Author: Mukesh Kaushik & Sanjay Singh
"IAF STRIKES @ 0328 hours" | The untold story
Through IAF STRIKES @ 328 hours, veteran defence journalists Mukesh Kaushik & Sanjay Singh provide an illuminating and credible look at the story behind the much discussed Balakot airstrikes; writes Vinay Kumar
More than a year has passed since Indian Air Force (IAF) carried out Balakot airstrikes across the border in Pak occupied Kashmir (PoK) on February 26, the first such strike across the border in nearly 50 years. Airstrikes to dismantle terrorist camps in Balakot evoked a keen interest not only among the people but also showcased India’s air power and the capability of IAF.
Reports in print and electronic media in the country came up with their accounts of the airstrike on the basis of whatever was put out by the Government at that time. Two senior defence journalists Mukesh Kaushik and Sanjay Singh have put together a graphic and authentic account of Balakot airstrike of February 26, 2019, which were taken up in the wake of Pulwama terror attack by Pak-supported terror outfits on CRPF convoy in which 40 paramilitary personnel lost their lives.
The author duo came up with IAF Strikes @ 0328 hours which has a foreword penned by Air Marshal (Retd) Hari Kumar Chandrashekharan who successfully carried out the operation as the Air Officer Commanding-in-Chief of Western Air Command. Incidentally, he retired on February 28 last year just a couple of days after the daring airstrike.
The airstrikes were carried out deep inside Pakistani territory at Jaish’s terror camp, changing the politico-strategic scenario at that time. Air Marshal’s account of the planning and implementation of the operation not only brings out facets hitherto unwritten but is also attention gripping.
On the eve of February 25 which happened to be Air Marshal Harikumar’s birthday, the IAF had organised his retirement-cum-birthday party at Akash Officers Mess near India Gate. He recalls that there was a strange wave of nationalism, suspense and adventure flowing through his body.
“The mission’s blueprint was set. You can imagine the circumstances of a man responsible for the mission of that scale. My sole focus was on our targets that lay hidden in the dead of night,” he recalled. Though laughter and hubbub
echo in the mess, he and the Air Chief strolled in the lawn outside, enjoying the pleasant weather and discussing the final preparations.
Air Marshal Harikumar was in control of the mission and reported the progress at the control room to the Air Chief who reported to the National Security Advisor who in turn kept the Prime Minister updated.
If the walls of privacy enveloped him that evening, he knew that he had to display only happiness during the party and as if it was not enough some of his friends showed up with cake at midnight at his residence.
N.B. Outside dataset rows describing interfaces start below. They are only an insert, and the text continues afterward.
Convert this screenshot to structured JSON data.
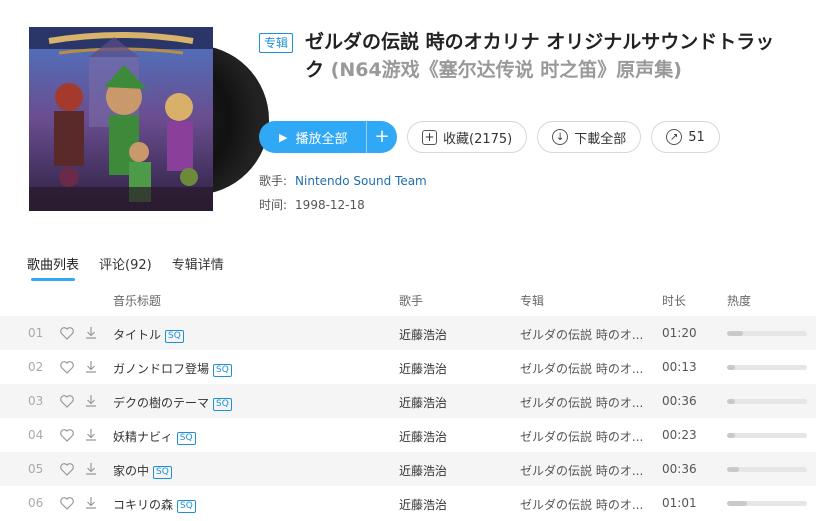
{
  "album": {
    "badge": "专辑",
    "title_main": "ゼルダの伝説 時のオカリナ オリジナルサウンドトラック",
    "title_sub": "(N64游戏《塞尔达传说 时之笛》原声集)",
    "cover_art_icon": "zelda-ocarina-cover-art"
  },
  "actions": {
    "play_all": "播放全部",
    "play_add": "+",
    "collect": "收藏(2175)",
    "download_all": "下載全部",
    "share_count": "51"
  },
  "meta": {
    "artist_label": "歌手:",
    "artist": "Nintendo Sound Team",
    "time_label": "时间:",
    "time": "1998-12-18"
  },
  "tabs": [
    {
      "label": "歌曲列表",
      "active": true
    },
    {
      "label": "评论(92)",
      "active": false
    },
    {
      "label": "专辑详情",
      "active": false
    }
  ],
  "columns": {
    "title": "音乐标题",
    "artist": "歌手",
    "album": "专辑",
    "duration": "时长",
    "heat": "热度"
  },
  "colors": {
    "accent": "#31a8f5",
    "link": "#1e6fb0",
    "sq": "#1e90d6"
  },
  "tracks": [
    {
      "num": "01",
      "title": "タイトル",
      "sq": "SQ",
      "artist": "近藤浩治",
      "album": "ゼルダの伝説 時のオ...",
      "duration": "01:20",
      "heat": 0.2
    },
    {
      "num": "02",
      "title": "ガノンドロフ登場",
      "sq": "SQ",
      "artist": "近藤浩治",
      "album": "ゼルダの伝説 時のオ...",
      "duration": "00:13",
      "heat": 0.1
    },
    {
      "num": "03",
      "title": "デクの樹のテーマ",
      "sq": "SQ",
      "artist": "近藤浩治",
      "album": "ゼルダの伝説 時のオ...",
      "duration": "00:36",
      "heat": 0.1
    },
    {
      "num": "04",
      "title": "妖精ナビィ",
      "sq": "SQ",
      "artist": "近藤浩治",
      "album": "ゼルダの伝説 時のオ...",
      "duration": "00:23",
      "heat": 0.1
    },
    {
      "num": "05",
      "title": "家の中",
      "sq": "SQ",
      "artist": "近藤浩治",
      "album": "ゼルダの伝説 時のオ...",
      "duration": "00:36",
      "heat": 0.15
    },
    {
      "num": "06",
      "title": "コキリの森",
      "sq": "SQ",
      "artist": "近藤浩治",
      "album": "ゼルダの伝説 時のオ...",
      "duration": "01:01",
      "heat": 0.25
    }
  ]
}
Silence from his end would create curiosity, he drove back home, met his friends, cut the cake and went back to the control room.
Young, as well as experienced pilots, flew 18 Mirage-2000s, twelve of these were in attack formation and the remaining six were weaponised with MISA missiles. These fighter jets took off from Gwalior in the dead of night and were to be refuelled mid-air over Bareilly. Care was taken not to arouse any curiosity at ATC, Delhi. There were some key factors taken up for consideration while deciding upon the time of the airstrikes, one of them was to avoid the 0400 hours Salat-Al-Fajr prayer, the second was the lunar cycle as the moon was at a favourable 30-degree angle from the horizon and the third reason was a western disturbance. The Air Marshal had to inform the Air chief with their pre-decided codeword “Bandar” (Monkey) only upon the success of the mission.
The author duo spoke to a large number of their defence sector friends to help them draw a clear picture of the events that took place during that time. The 170-page volume has interesting details on why Balakot was chosen, how the Prime Minister monitored the progress and stayed up the whole night, why Mirage-2000s were chosen for the mission and the strategic vision behind airstrikes.
The duo has also added a chapter on India’s quest for an indigenous Light Combat Aircraft (LCA) and how Tejas project was conceived and the progress so far which is unrelated to Balakot airstrikes. Overall, the book manages to keep the attention of the reader throughout in a simple and unassuming way and comes up with a credible and authentic account of the airstrikes of February 26, 2019.